Task to carry out:
Copy all lines below exactly as written. Leave pictures out.

----------------

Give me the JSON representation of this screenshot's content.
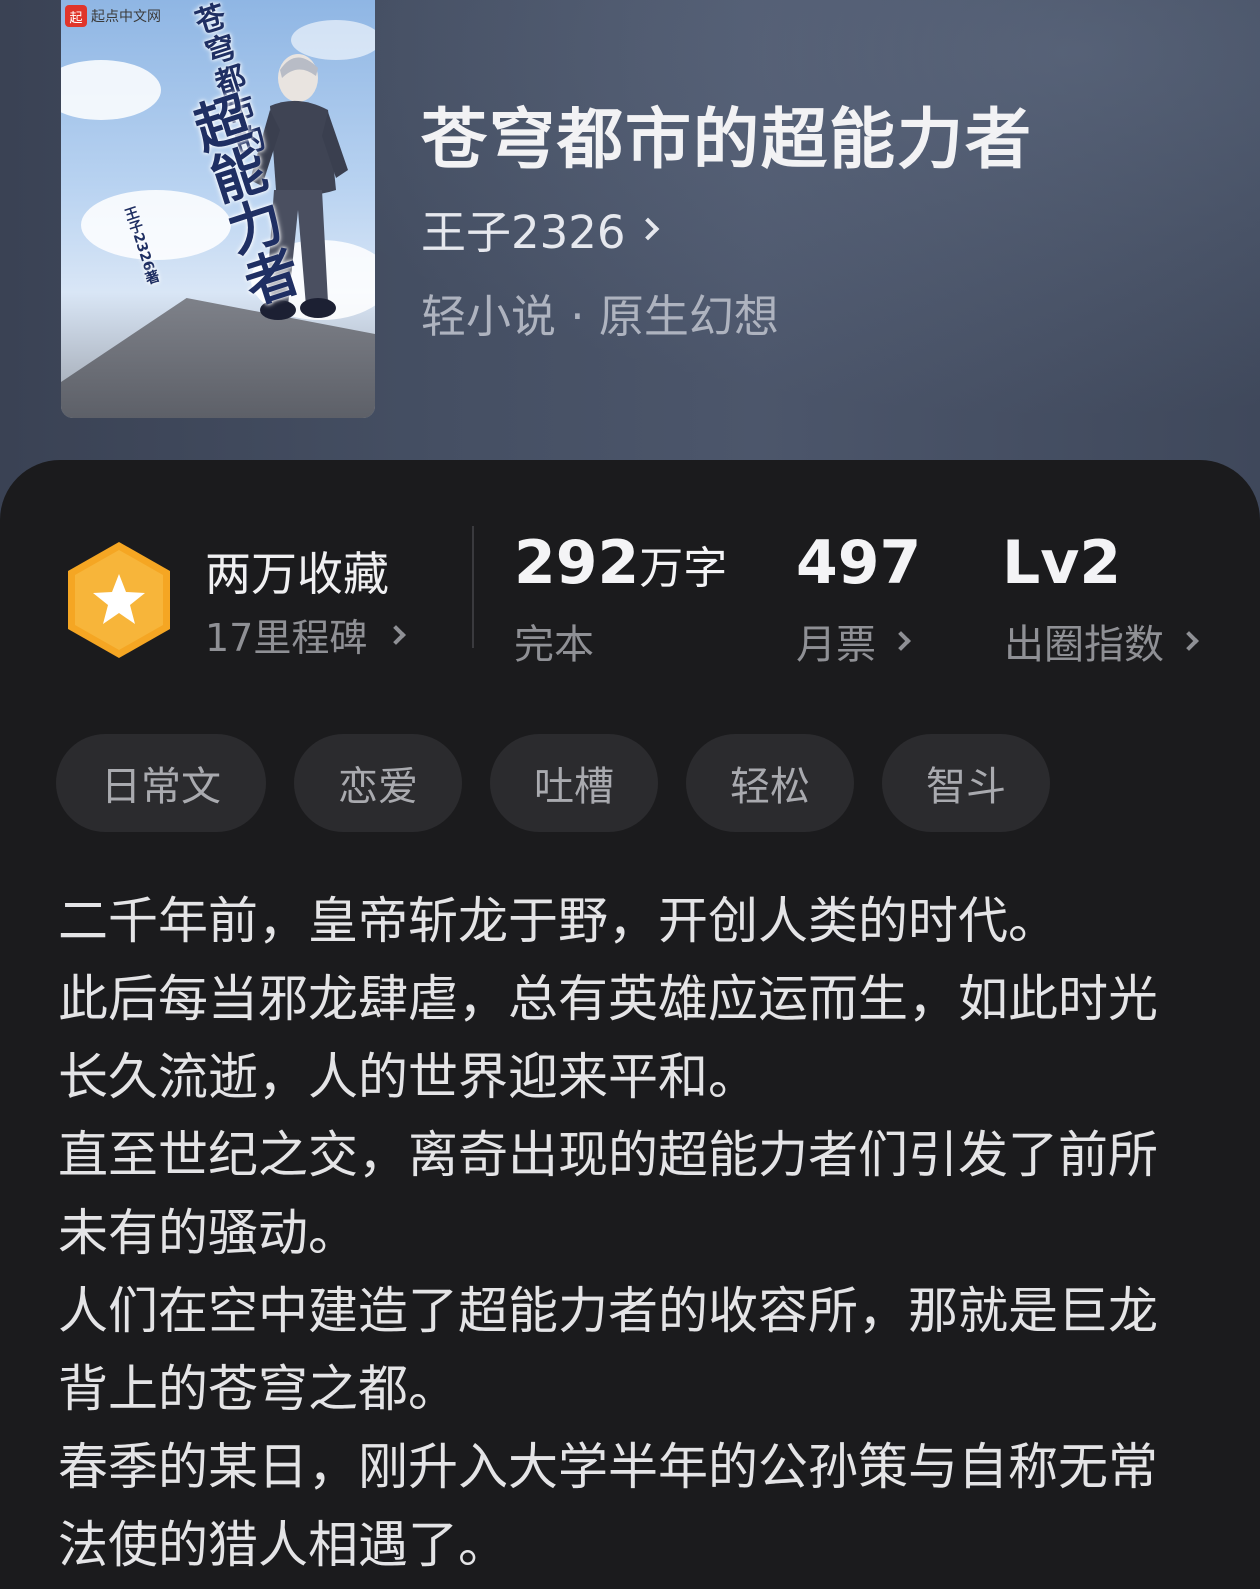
{
  "cover": {
    "logo_text": "起点中文网",
    "logo_mark": "起",
    "title_line1": "苍穹都市的",
    "title_line2": "超能力者",
    "author_mark": "王子2326著"
  },
  "book": {
    "title": "苍穹都市的超能力者",
    "author": "王子2326",
    "category": "轻小说 · 原生幻想"
  },
  "stats": {
    "collect_title": "两万收藏",
    "collect_sub": "17里程碑",
    "words_value": "292",
    "words_unit": "万字",
    "words_label": "完本",
    "tickets_value": "497",
    "tickets_label": "月票",
    "level_value": "Lv2",
    "level_label": "出圈指数"
  },
  "tags": [
    "日常文",
    "恋爱",
    "吐槽",
    "轻松",
    "智斗"
  ],
  "synopsis": [
    "二千年前，皇帝斩龙于野，开创人类的时代。",
    "此后每当邪龙肆虐，总有英雄应运而生，如此时光长久流逝，人的世界迎来平和。",
    "直至世纪之交，离奇出现的超能力者们引发了前所未有的骚动。",
    "人们在空中建造了超能力者的收容所，那就是巨龙背上的苍穹之都。",
    "春季的某日，刚升入大学半年的公孙策与自称无常法使的猎人相遇了。"
  ],
  "colors": {
    "medal_orange": "#f5a623",
    "panel_bg": "#1b1b1d",
    "tag_bg": "#2b2b2e"
  }
}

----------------

Problem solution:
Give me the JSON representation of this screenshot's content.
{
  "cover": {
    "logo_text": "起点中文网",
    "logo_mark": "起",
    "title_line1": "苍穹都市的",
    "title_line2": "超能力者",
    "author_mark": "王子2326著"
  },
  "book": {
    "title": "苍穹都市的超能力者",
    "author": "王子2326",
    "category": "轻小说 · 原生幻想"
  },
  "stats": {
    "collect_title": "两万收藏",
    "collect_sub": "17里程碑",
    "words_value": "292",
    "words_unit": "万字",
    "words_label": "完本",
    "tickets_value": "497",
    "tickets_label": "月票",
    "level_value": "Lv2",
    "level_label": "出圈指数"
  },
  "tags": [
    "日常文",
    "恋爱",
    "吐槽",
    "轻松",
    "智斗"
  ],
  "synopsis": [
    "二千年前，皇帝斩龙于野，开创人类的时代。",
    "此后每当邪龙肆虐，总有英雄应运而生，如此时光长久流逝，人的世界迎来平和。",
    "直至世纪之交，离奇出现的超能力者们引发了前所未有的骚动。",
    "人们在空中建造了超能力者的收容所，那就是巨龙背上的苍穹之都。",
    "春季的某日，刚升入大学半年的公孙策与自称无常法使的猎人相遇了。"
  ],
  "colors": {
    "medal_orange": "#f5a623",
    "panel_bg": "#1b1b1d",
    "tag_bg": "#2b2b2e"
  }
}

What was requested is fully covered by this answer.